__ABOUT THIS TASK__.
The complete set of records should be given again verbatim.

__STORED DATA__.
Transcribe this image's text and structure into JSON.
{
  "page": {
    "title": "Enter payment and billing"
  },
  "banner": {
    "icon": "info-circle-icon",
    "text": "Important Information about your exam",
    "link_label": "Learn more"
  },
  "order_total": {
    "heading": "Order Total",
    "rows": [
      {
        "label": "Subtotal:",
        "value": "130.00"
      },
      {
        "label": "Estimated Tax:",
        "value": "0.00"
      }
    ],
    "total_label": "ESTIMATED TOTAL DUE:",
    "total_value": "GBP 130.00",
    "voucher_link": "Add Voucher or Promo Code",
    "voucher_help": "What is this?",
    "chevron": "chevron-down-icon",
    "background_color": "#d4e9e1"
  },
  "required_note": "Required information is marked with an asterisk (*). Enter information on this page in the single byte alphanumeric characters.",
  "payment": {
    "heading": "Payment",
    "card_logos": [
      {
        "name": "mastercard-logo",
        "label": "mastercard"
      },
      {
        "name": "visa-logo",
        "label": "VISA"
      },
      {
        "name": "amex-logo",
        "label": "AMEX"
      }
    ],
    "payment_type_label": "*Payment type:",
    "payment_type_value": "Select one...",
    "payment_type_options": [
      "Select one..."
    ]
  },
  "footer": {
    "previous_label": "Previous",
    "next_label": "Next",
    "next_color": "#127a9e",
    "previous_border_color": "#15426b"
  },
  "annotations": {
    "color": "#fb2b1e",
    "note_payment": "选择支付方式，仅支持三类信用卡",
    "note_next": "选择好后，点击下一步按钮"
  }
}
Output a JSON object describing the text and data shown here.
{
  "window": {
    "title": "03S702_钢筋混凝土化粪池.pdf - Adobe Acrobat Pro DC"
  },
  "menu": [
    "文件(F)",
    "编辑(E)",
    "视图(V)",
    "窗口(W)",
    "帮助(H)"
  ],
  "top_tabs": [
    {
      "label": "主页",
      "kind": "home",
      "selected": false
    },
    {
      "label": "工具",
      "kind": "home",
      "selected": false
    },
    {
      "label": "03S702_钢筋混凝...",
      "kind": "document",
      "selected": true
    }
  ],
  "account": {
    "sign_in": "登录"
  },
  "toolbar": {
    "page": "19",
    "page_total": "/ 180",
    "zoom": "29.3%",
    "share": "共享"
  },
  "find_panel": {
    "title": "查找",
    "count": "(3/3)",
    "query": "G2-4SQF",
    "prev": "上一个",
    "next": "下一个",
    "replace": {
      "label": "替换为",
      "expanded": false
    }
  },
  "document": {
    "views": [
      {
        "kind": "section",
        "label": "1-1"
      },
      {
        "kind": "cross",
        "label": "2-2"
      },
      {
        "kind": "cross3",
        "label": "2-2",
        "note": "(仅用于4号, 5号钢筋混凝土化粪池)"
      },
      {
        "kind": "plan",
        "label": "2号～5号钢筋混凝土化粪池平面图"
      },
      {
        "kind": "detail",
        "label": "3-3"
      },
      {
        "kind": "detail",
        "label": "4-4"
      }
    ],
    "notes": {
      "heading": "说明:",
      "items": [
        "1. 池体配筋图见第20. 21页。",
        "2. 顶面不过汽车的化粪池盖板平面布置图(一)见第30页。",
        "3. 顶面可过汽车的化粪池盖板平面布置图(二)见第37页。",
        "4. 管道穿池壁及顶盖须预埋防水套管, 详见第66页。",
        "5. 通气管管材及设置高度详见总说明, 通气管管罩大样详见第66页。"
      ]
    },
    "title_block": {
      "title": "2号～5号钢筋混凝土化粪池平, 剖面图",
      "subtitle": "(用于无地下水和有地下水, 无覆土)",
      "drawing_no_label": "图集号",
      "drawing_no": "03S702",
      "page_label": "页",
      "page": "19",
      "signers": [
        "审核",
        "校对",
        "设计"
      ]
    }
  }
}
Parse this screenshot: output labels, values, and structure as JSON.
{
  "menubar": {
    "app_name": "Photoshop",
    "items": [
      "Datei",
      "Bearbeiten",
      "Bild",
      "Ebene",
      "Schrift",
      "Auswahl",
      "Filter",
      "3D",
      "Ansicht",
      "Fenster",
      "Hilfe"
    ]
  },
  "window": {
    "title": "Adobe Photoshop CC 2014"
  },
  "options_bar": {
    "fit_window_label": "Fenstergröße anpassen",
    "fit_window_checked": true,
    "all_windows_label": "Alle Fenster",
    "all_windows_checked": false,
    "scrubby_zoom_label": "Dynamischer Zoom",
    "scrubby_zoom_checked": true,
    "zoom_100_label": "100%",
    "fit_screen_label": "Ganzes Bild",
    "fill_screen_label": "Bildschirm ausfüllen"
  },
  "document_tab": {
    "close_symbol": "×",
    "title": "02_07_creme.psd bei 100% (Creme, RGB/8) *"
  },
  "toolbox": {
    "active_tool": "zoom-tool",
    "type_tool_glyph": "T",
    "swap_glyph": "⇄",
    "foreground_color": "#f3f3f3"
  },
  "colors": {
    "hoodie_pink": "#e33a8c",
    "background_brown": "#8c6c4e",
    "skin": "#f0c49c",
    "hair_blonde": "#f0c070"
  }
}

__ANSWER TO THIS TASK__.
Transcribe this image's text and structure into JSON.
{
  "page": {
    "title": "Enter payment and billing"
  },
  "banner": {
    "icon": "info-circle-icon",
    "text": "Important Information about your exam",
    "link_label": "Learn more"
  },
  "order_total": {
    "heading": "Order Total",
    "rows": [
      {
        "label": "Subtotal:",
        "value": "130.00"
      },
      {
        "label": "Estimated Tax:",
        "value": "0.00"
      }
    ],
    "total_label": "ESTIMATED TOTAL DUE:",
    "total_value": "GBP 130.00",
    "voucher_link": "Add Voucher or Promo Code",
    "voucher_help": "What is this?",
    "chevron": "chevron-down-icon",
    "background_color": "#d4e9e1"
  },
  "required_note": "Required information is marked with an asterisk (*). Enter information on this page in the single byte alphanumeric characters.",
  "payment": {
    "heading": "Payment",
    "card_logos": [
      {
        "name": "mastercard-logo",
        "label": "mastercard"
      },
      {
        "name": "visa-logo",
        "label": "VISA"
      },
      {
        "name": "amex-logo",
        "label": "AMEX"
      }
    ],
    "payment_type_label": "*Payment type:",
    "payment_type_value": "Select one...",
    "payment_type_options": [
      "Select one..."
    ]
  },
  "footer": {
    "previous_label": "Previous",
    "next_label": "Next",
    "next_color": "#127a9e",
    "previous_border_color": "#15426b"
  },
  "annotations": {
    "color": "#fb2b1e",
    "note_payment": "选择支付方式，仅支持三类信用卡",
    "note_next": "选择好后，点击下一步按钮"
  }
}
Output a JSON object describing the text and data shown here.
{
  "window": {
    "title": "03S702_钢筋混凝土化粪池.pdf - Adobe Acrobat Pro DC"
  },
  "menu": [
    "文件(F)",
    "编辑(E)",
    "视图(V)",
    "窗口(W)",
    "帮助(H)"
  ],
  "top_tabs": [
    {
      "label": "主页",
      "kind": "home",
      "selected": false
    },
    {
      "label": "工具",
      "kind": "home",
      "selected": false
    },
    {
      "label": "03S702_钢筋混凝...",
      "kind": "document",
      "selected": true
    }
  ],
  "account": {
    "sign_in": "登录"
  },
  "toolbar": {
    "page": "19",
    "page_total": "/ 180",
    "zoom": "29.3%",
    "share": "共享"
  },
  "find_panel": {
    "title": "查找",
    "count": "(3/3)",
    "query": "G2-4SQF",
    "prev": "上一个",
    "next": "下一个",
    "replace": {
      "label": "替换为",
      "expanded": false
    }
  },
  "document": {
    "views": [
      {
        "kind": "section",
        "label": "1-1"
      },
      {
        "kind": "cross",
        "label": "2-2"
      },
      {
        "kind": "cross3",
        "label": "2-2",
        "note": "(仅用于4号, 5号钢筋混凝土化粪池)"
      },
      {
        "kind": "plan",
        "label": "2号～5号钢筋混凝土化粪池平面图"
      },
      {
        "kind": "detail",
        "label": "3-3"
      },
      {
        "kind": "detail",
        "label": "4-4"
      }
    ],
    "notes": {
      "heading": "说明:",
      "items": [
        "1. 池体配筋图见第20. 21页。",
        "2. 顶面不过汽车的化粪池盖板平面布置图(一)见第30页。",
        "3. 顶面可过汽车的化粪池盖板平面布置图(二)见第37页。",
        "4. 管道穿池壁及顶盖须预埋防水套管, 详见第66页。",
        "5. 通气管管材及设置高度详见总说明, 通气管管罩大样详见第66页。"
      ]
    },
    "title_block": {
      "title": "2号～5号钢筋混凝土化粪池平, 剖面图",
      "subtitle": "(用于无地下水和有地下水, 无覆土)",
      "drawing_no_label": "图集号",
      "drawing_no": "03S702",
      "page_label": "页",
      "page": "19",
      "signers": [
        "审核",
        "校对",
        "设计"
      ]
    }
  }
}
Parse this screenshot: output labels, values, and structure as JSON.
{
  "menubar": {
    "app_name": "Photoshop",
    "items": [
      "Datei",
      "Bearbeiten",
      "Bild",
      "Ebene",
      "Schrift",
      "Auswahl",
      "Filter",
      "3D",
      "Ansicht",
      "Fenster",
      "Hilfe"
    ]
  },
  "window": {
    "title": "Adobe Photoshop CC 2014"
  },
  "options_bar": {
    "fit_window_label": "Fenstergröße anpassen",
    "fit_window_checked": true,
    "all_windows_label": "Alle Fenster",
    "all_windows_checked": false,
    "scrubby_zoom_label": "Dynamischer Zoom",
    "scrubby_zoom_checked": true,
    "zoom_100_label": "100%",
    "fit_screen_label": "Ganzes Bild",
    "fill_screen_label": "Bildschirm ausfüllen"
  },
  "document_tab": {
    "close_symbol": "×",
    "title": "02_07_creme.psd bei 100% (Creme, RGB/8) *"
  },
  "toolbox": {
    "active_tool": "zoom-tool",
    "type_tool_glyph": "T",
    "swap_glyph": "⇄",
    "foreground_color": "#f3f3f3"
  },
  "colors": {
    "hoodie_pink": "#e33a8c",
    "background_brown": "#8c6c4e",
    "skin": "#f0c49c",
    "hair_blonde": "#f0c070"
  }
}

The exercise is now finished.